Civil Ind criminal. The term "cl " ll used to designate a conspiracy which will furnish ground for a civil action, as when. in carrying out the design of the conspirators. overt acts are done causing legal damage, the person injured has a right of action. It is said that the gist of civil conspiracy is the injury or damage. hiie criminal conspiracy does not require such overt acts. yet, so far us the rights and remedies are concerned, nii criminal conspiracies are embraced within the civil conapiiw cies. Brown v. Pharmacy (‘o., 115 Gii. 4'29. 41 S. E. 553, 57 L. R. A. 517, 90 Am. St. Rep. 1%

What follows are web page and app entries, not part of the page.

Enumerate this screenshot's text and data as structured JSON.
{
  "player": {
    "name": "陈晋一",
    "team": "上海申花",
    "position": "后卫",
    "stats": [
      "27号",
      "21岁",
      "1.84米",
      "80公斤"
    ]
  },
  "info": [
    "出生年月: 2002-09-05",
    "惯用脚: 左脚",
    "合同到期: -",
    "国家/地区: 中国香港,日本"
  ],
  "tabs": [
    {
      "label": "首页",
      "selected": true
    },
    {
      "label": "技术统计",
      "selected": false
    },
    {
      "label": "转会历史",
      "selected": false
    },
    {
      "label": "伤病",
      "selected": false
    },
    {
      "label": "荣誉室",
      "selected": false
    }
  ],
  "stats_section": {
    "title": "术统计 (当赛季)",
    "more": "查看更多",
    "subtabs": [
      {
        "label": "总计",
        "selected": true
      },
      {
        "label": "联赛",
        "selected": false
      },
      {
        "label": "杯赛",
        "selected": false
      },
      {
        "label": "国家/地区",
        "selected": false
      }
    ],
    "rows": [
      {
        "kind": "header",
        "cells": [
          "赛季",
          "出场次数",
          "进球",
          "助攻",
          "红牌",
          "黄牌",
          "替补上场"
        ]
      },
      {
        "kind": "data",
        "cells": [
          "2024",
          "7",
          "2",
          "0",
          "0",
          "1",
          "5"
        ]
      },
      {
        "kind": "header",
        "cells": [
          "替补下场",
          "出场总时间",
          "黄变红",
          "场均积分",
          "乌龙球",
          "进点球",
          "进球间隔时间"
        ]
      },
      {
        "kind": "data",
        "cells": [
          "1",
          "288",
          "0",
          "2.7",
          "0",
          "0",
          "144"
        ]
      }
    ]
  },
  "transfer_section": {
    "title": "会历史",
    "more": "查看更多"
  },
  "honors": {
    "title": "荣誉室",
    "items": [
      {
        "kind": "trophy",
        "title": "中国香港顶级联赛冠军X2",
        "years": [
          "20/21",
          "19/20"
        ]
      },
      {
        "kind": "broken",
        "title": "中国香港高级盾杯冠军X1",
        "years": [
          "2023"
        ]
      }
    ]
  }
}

An ancient wrlt Reg. Orig.

OONSPIILATIONE. that lay against conspirators. 134: Fitzh. Nat. Brev. 114.

CONSPFRATORS. conspiracy.

Those who find themselves by oath, covenant, or other alliance that each of them shall aid the other falsely and maliciously to indict persons; or falsely to move and maintain pleas, etc. 33 Edw. I. St. 2. Besides these, there are conspirators in treasonous purposes: as for plotting against the government Wharton.

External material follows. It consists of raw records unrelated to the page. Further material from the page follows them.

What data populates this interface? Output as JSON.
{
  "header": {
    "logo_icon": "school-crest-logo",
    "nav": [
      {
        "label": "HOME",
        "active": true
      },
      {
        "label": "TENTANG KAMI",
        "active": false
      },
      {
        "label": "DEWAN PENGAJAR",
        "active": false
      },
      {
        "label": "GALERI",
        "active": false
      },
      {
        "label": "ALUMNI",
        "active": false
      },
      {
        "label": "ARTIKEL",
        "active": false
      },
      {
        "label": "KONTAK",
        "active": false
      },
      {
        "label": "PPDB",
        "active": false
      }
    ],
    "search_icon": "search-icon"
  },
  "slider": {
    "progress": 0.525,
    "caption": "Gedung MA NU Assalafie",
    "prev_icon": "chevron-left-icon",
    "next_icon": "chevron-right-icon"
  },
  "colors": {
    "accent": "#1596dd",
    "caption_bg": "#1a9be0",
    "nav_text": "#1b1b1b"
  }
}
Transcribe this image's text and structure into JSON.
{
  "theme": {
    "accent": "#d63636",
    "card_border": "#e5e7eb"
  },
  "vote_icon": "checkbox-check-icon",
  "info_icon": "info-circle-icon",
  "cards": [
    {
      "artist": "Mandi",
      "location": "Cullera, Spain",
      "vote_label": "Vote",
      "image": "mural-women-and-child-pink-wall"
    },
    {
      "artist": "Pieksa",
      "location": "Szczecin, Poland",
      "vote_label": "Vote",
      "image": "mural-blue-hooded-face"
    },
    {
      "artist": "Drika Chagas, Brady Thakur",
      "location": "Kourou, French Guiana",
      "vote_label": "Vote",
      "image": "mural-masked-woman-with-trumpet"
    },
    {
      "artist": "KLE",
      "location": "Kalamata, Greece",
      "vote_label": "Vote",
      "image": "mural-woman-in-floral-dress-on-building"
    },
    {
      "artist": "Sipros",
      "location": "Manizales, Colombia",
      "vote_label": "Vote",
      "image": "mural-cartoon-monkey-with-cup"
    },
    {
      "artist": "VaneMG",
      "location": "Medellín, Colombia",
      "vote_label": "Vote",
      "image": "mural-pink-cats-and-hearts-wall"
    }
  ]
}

CONSTABLE. In medieval law. The name given to a very high functioriary under the French and English kings, the dignity and importance of whose office was only second to that of the monarch. He was in general the leader of the royal armies, and bad cognizance of all matters pertaining to war and arms, exercising both civil and military jurisdiction. He was also charged with the conservation of the peace of the nation. Thus there was a "Constable of France" and a “Lord High Constable of England."

In English law. A public clvll officer, whose proper and general duty is to keep the peace within his district, though he is frequently charged with additional duties. 1 BL Comm. 356.

High constables, in England, are officers appointed in every hundred or franchise, whose proper duty seems to be to keep the kings peace within their respective hundreds. 1 Bl. Comm. 356; 3 Staph. Comm. 47.

Petty omistablcs are inferior officers in every town and parish, subordinate to the high constable of the hundred, whose principal duty is the preservation of the peace. though they also have other particular duties assigned to them by act of pariiiiment, particuiariy the service of the summonses and the execution of the warrants of justices of the eare. 1 BL Comm. 356; 3 Staph. Comm. 4 . 48.

Special constables are persons appointed [with or without their consent) by the magistrates to execute wariaiits on particiilar occasions, as in the case of riots, etc.

In American law. An officer of a municipal corporation (usually elected) whose

Persons guilty of s